In addition to the dynamics of γ-secretase repsonsible for the generation of Aβ Alzheimer amyloid peptides, we aso performed simulation of fibril formation. As a model system we used the Aβ9-40 fragment that forms amyloid fibrils in vitro. Using Umbrella Sampling simulations in combination with a replica-exchange advanced sampling method we were able to compare two important sub-processes of amyloid formation. The propagation process of an already formed fibril corresponds to the binding of monomeric amyloid peptides at the tips of an already formed fibril fragment (Figure 2). In extensive simulations we were able to obtain a free energy profile for the process along a dissociation/association reaction coordinate and obtained a binding free energy change in good agreement with experiment. Based on the simulations we derived a model for Aβ association and propagation (illustrated in Figure 2) and were able to estimate also the kinetics of the processes with a fast docking but slow locking phase [2]. Sufficient sampling of possible conformational states is a major issue for the extraction of accurate free energies of binding and for elucidating a mechanistic model of the association and propagation process which required the SuperMUC parallel computer resources.

Apart from the filament propagation at the tip of an already formed filament, a second important process to form pathogenic fibrils is the nucleation of new fibrils often promoted by already formed amyloids. Exactly this process might be responsible for the formation of toxic oligomers. Such secondary nucleation may involve the hydrophobic lateral surfaces of fibrils and we performed free energy simulations to characterize the binding of monomers and short fragments of filaments to attach to the lateral surface of a pre-formed existing filament (Figure 3). Interestingly, the calculated free energy for binding of Aβ peptides to the lateral surface of an already formed filament is similar to the calculated propagation free energy indicating that both processes may compete.

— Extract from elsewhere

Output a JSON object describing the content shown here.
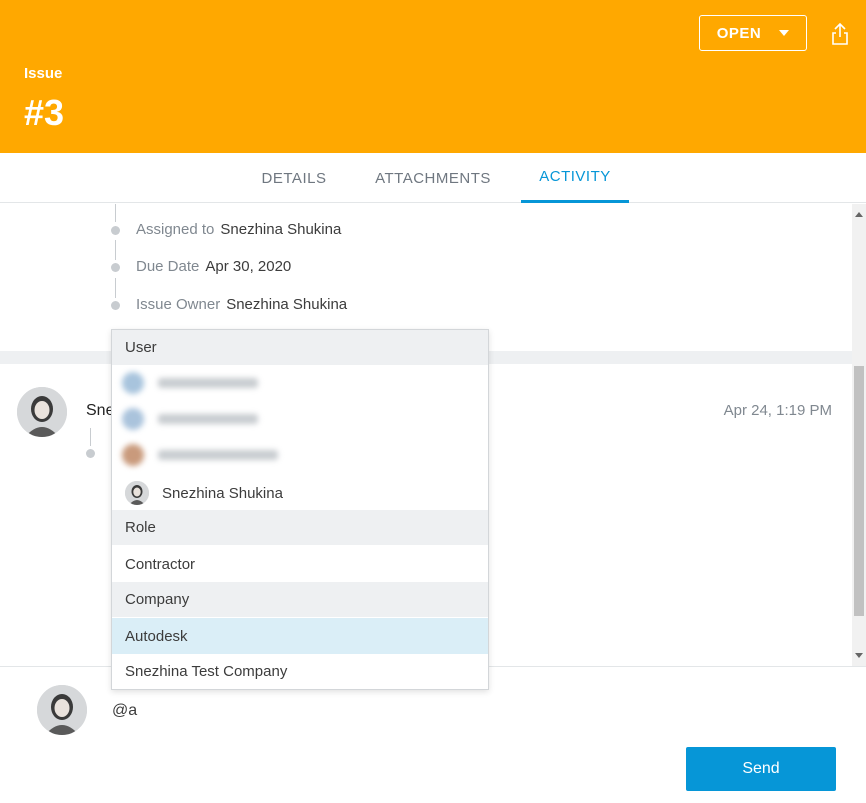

However, the simulations indicated that binding of peptide monomers, dimers of trimers resulted in bound structures that deviate significantly from the conformation in a filament and hence are unlikely to form productive nuclei for initiating new filament propagation. Only filaments that included four monomers resulted in complexes with a stable filament type structure that can initiate the formation of new filaments (Figure 3).

On-going Research / Outlook

Understanding the mechanism of Aβ peptide production and fibril formation is of major biomedical importance. The large scale simulations of γ-secretase as well as umbrella sampling and replica exchange simulations on filament formation show excellent scaling on parallel super computers. In future research we plan to study the influence of mutations on domain motions of γ-secretase and how mutations affect amyloid formation and propagation both in collaboration with experimental groups at TUM. The simulations of amyloid propagation and γ-secretase dynamics were only possible by using the SuperMUC parallel computer facilities.

References and Links

[1] Bai X, Yan C, Yan G, Lu P, Ma D, Sun D, Zhou R, Scheres SHW, Shi Y. An atomic structure of human γ-secretase. Nature 525 (2015) 212-18.

[2] Schwierz N, Frost CV, Geissler PL, Zacharias M. Dynamics of Seeded Aβ40-Fibril Growth from Atomistic Molecular Dynamics Simulations: Kinetic Trapping and Reduced Water Mobility in the Locking Step. J Am Chem Soc. 138 (2016) 527-39.

[3] Schwierz N, Frost CV, Geissler PL, Zacharias M. From Aβ-Filament to Fibril: Molecular Mechanism of Surface-Activated Secondary Nucleation from All-Atom MD Simulations. J Phys Chem B 121 (2017) 671--82.

Research Team

Christina Frost, Manuel Hitzenberger, Jonathan Coles, Danial Pourjafar Dehkordi, Julian Hartmann, Florian Kandzia, Korbinian Liebl, Asman Nayis, Maria Reif, Till Siebenmorgen, Paul Westphälinger

Project Partners

Aliaksei Krukau, Gerald Matthias, Leibniz-Rechenzentrum, München

Scientific Contact:

Prof. Dr. Martin Zacharias
Lehrstuhl für Theoretische Biophysik (T38) - Molekulardynamik
Technische Universität München
James-Franck-Str. 1, D-85748 Garching (Germany)
e-mail: martin.zacharias[at]

NOTE: This report was first published in the book "High Performance Computing in Science and Engineering – Garching/Munich 2018".

LRZ project ID: pr48po

January 2019

Tags: TUM LRZ Life Science